Laryngeal Mask Co. v. Ambu AS (Fed. Cir. 2010)
The district court rejected LMA’s patent on summary judgment — holding that the claims covering a laryngeal mask device were invalid for lack of written description.
The written description issues here are similar to those presented in Liebel-Flarsheim and Lizard Tech. The patented invention included both (1) a “cuff” with a “thicker and stiffer” region and (2) a “backplate.” The described embodiments all showed the thick-stiff region of the cuff connected to the backplate, but the accused device’s cuff-backplate connection was in a different location. The claims themselves did not expressly limit the connection-site with reference to the thick-stiff region and therefore arguably covered the accused device. Given that broad construction of the claims (as requested by the patentee), the district court held the patent invalid on written description grounds because the patent document failed to describe or show possession of the invention as embodied by the accused device.
On appeal, the Federal Circuit panel of Chief Judge Rader, Judge Lourie, and Judge Moore rejected the district court’s findings — holding instead that the factual question of written description should be left for the jury in this case.
Rather than focusing on affirmative evidence of possession, the Federal Circuit highlighted that nothing in the specification suggested that that design of the connection between the cuff and backplate was important or necessary to the invention.
“We agree with LMA that one of ordinary skill in the art could read these disclosures as providing for a cuff reinforcement in the distal region that need not be connected to the backplate. In addition, we agree with LMA that one of ordinary skill in the art could read the Cuff Wall Thickening Passage as disclosing a thickened cuff portion that need not be connected to the backplate.”
Because those factual conclusions raised issues of material fact, the appellate panel reversed the summary judgment holding and remanded.
The Court’s approach implicitly presumes that the asserted patent satisfies the written description requirement and then looks to see whether the evidence is sufficient to overcome that presumption. That method of analysis makes sense based on the procedural setup of the case: Namely, (1) clear and convincing evidence is required to prove that the patent lacks written description; (2) the decision being reviewed was one of summary judgment; and (3) written description is a question of fact.

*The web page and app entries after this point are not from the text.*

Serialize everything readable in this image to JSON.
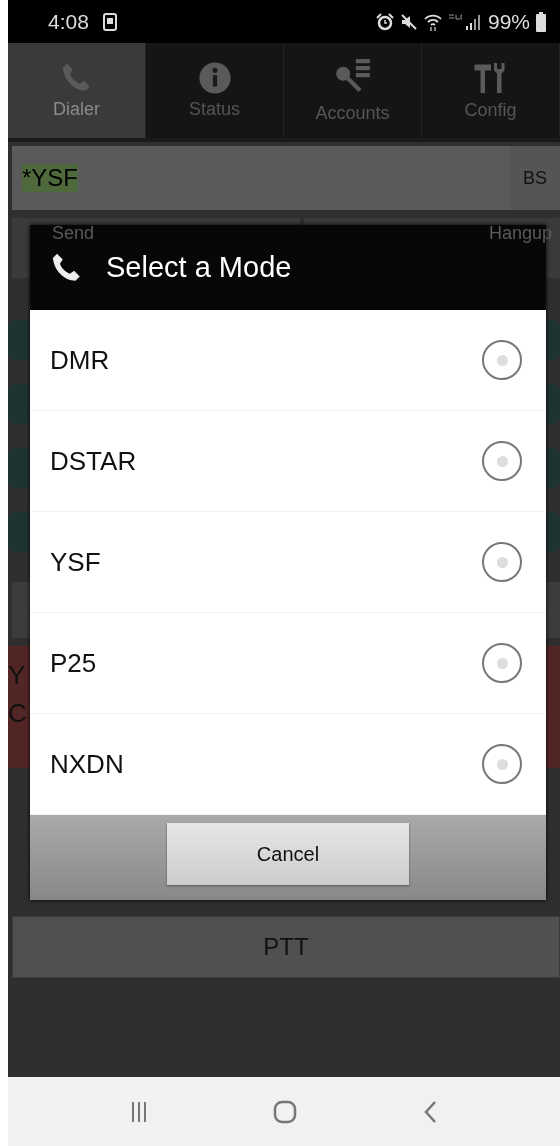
{
  "status_bar": {
    "time": "4:08",
    "battery": "99%"
  },
  "tabs": [
    {
      "label": "Dialer",
      "selected": true
    },
    {
      "label": "Status",
      "selected": false
    },
    {
      "label": "Accounts",
      "selected": false
    },
    {
      "label": "Config",
      "selected": false
    }
  ],
  "dial_field": {
    "value": "*YSF",
    "backspace": "BS"
  },
  "call_buttons": [
    "Send",
    "Hangup"
  ],
  "log_panel": {
    "lines": [
      "Y",
      "C"
    ]
  },
  "dialog": {
    "title": "Select a Mode",
    "options": [
      {
        "label": "DMR",
        "selected": false
      },
      {
        "label": "DSTAR",
        "selected": false
      },
      {
        "label": "YSF",
        "selected": false
      },
      {
        "label": "P25",
        "selected": false
      },
      {
        "label": "NXDN",
        "selected": false
      }
    ],
    "cancel": "Cancel"
  },
  "ptt": "PTT"
}
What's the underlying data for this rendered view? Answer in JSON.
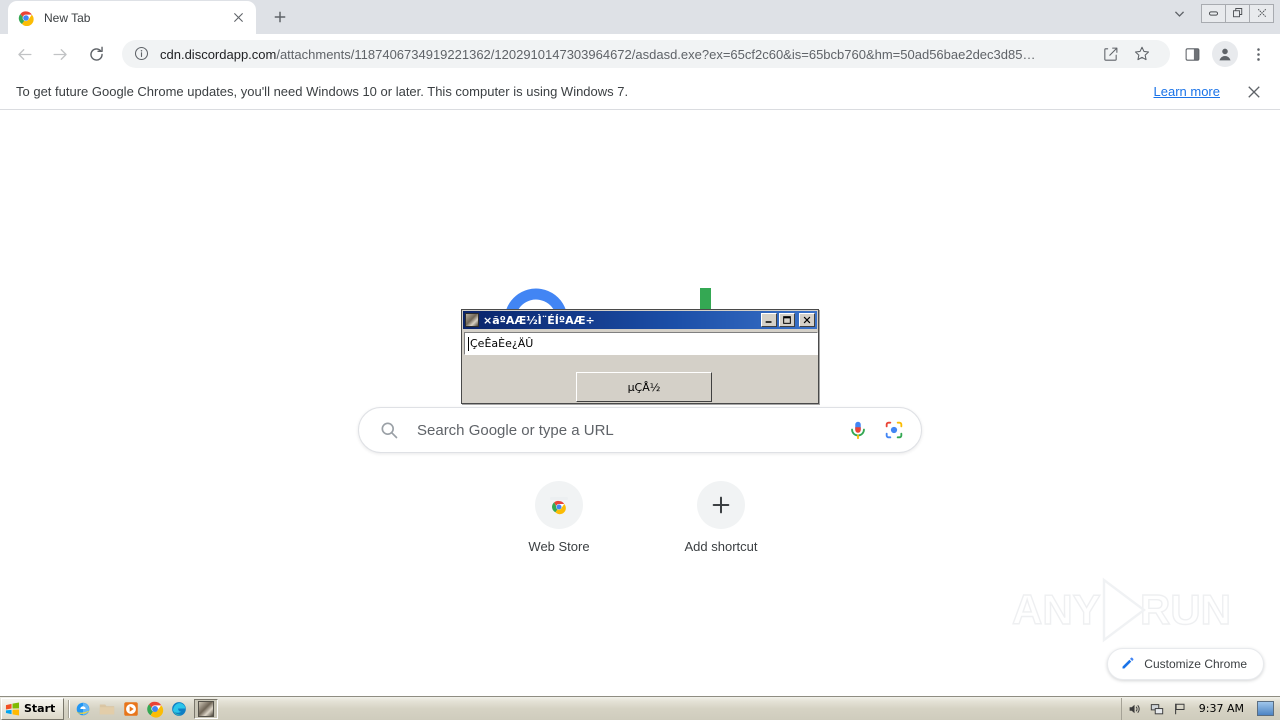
{
  "browser": {
    "tab": {
      "title": "New Tab",
      "favicon": "chrome-icon",
      "close_label": "×"
    },
    "newtab_label": "+",
    "window_controls": {
      "minimize": "–",
      "maximize": "❐",
      "close": "✕",
      "caret": "⌄"
    },
    "nav": {
      "back": "←",
      "forward": "→",
      "reload": "⟳"
    },
    "omnibox": {
      "info_icon": "info-circle-icon",
      "url_host": "cdn.discordapp.com",
      "url_path": "/attachments/1187406734919221362/1202910147303964672/asdasd.exe?ex=65cf2c60&is=65bcb760&hm=50ad56bae2dec3d85…",
      "share_icon": "share-icon",
      "bookmark_icon": "star-icon",
      "sidepanel_icon": "side-panel-icon",
      "profile_icon": "profile-avatar-icon",
      "menu_icon": "three-dot-menu-icon"
    },
    "infobar": {
      "message": "To get future Google Chrome updates, you'll need Windows 10 or later. This computer is using Windows 7.",
      "link": "Learn more",
      "close": "✕"
    }
  },
  "newtab": {
    "logo_alt": "Google",
    "search": {
      "placeholder": "Search Google or type a URL",
      "search_icon": "magnifier-icon",
      "mic_icon": "microphone-icon",
      "lens_icon": "google-lens-icon"
    },
    "shortcuts": [
      {
        "label": "Web Store",
        "icon": "chrome-web-store-icon"
      },
      {
        "label": "Add shortcut",
        "icon": "plus-icon"
      }
    ],
    "customize": {
      "label": "Customize Chrome",
      "icon": "pencil-icon"
    },
    "watermark": "ANY.RUN"
  },
  "dialog": {
    "title": "×ãºAÆ½Ì¨ÉÍºAÆ÷",
    "icon": "app-icon",
    "titlebar_buttons": {
      "minimize": "_",
      "maximize": "□",
      "close": "✕"
    },
    "input_value": "ÇeÊaÈe¿ÄÛ",
    "ok_button": "µÇÅ½"
  },
  "taskbar": {
    "start_label": "Start",
    "quick_launch": [
      {
        "name": "internet-explorer-icon"
      },
      {
        "name": "windows-explorer-icon"
      },
      {
        "name": "media-player-icon"
      },
      {
        "name": "chrome-icon"
      },
      {
        "name": "edge-icon"
      }
    ],
    "tasks": [
      {
        "name": "malware-window-task"
      }
    ],
    "tray": {
      "volume_icon": "speaker-icon",
      "network_icon": "network-icon",
      "flag_icon": "action-center-flag-icon",
      "clock": "9:37 AM",
      "show_desktop": "show-desktop-button"
    }
  }
}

The court also reversed a claim construction holding that had led to summary judgment of non-infringement.
The asserted claims were all added during prosecution. The original claims required that the backplate be “hermetically bonded to a periphery of the main-cuff” and the new claims have a seemingly broader requirement that the backplate be “attached” to the cuff. The original claim appears broad enough to cover the link as embodied in the accused device.